>>>

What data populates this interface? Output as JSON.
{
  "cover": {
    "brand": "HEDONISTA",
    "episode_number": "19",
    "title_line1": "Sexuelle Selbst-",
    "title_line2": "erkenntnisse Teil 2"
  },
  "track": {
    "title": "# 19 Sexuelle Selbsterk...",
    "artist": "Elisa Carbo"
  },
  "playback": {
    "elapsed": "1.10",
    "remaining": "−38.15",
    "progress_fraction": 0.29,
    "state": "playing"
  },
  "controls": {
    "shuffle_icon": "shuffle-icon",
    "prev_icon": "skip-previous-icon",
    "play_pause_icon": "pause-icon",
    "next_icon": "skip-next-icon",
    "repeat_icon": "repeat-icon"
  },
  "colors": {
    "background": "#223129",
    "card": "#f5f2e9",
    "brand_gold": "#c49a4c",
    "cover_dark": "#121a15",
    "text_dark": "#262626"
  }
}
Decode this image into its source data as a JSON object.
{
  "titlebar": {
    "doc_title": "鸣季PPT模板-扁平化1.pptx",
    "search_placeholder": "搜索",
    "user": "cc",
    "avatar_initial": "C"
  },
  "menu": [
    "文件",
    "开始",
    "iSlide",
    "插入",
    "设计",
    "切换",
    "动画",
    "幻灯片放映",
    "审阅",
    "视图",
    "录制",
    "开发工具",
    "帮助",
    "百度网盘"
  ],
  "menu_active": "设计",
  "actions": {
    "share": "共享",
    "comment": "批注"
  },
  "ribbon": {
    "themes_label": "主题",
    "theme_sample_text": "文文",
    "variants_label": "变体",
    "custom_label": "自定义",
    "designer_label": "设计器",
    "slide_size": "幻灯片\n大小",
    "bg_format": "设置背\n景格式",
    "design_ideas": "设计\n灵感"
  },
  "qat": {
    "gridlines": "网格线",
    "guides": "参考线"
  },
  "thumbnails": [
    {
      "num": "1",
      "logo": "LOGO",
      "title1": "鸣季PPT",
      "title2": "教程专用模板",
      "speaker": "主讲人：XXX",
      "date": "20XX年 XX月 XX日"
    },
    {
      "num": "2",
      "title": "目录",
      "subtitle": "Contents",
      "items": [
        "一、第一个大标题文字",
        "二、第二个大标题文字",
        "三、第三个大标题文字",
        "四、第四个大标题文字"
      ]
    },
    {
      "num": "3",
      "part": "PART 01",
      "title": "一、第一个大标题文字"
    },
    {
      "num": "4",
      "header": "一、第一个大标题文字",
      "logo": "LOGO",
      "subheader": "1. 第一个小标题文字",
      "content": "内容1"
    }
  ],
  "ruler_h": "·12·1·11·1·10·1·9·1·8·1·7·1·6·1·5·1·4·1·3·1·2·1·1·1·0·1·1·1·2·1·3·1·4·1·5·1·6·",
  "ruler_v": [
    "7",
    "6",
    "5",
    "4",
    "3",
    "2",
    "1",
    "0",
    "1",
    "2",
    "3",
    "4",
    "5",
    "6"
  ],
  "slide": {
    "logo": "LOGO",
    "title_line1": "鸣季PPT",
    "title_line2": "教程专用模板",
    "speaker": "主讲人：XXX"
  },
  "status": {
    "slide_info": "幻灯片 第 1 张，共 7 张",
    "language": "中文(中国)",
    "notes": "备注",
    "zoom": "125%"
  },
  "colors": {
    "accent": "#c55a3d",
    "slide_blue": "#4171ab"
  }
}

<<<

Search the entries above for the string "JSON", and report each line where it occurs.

What data populates this interface? Output as JSON.
Decode this image into its source data as a JSON object.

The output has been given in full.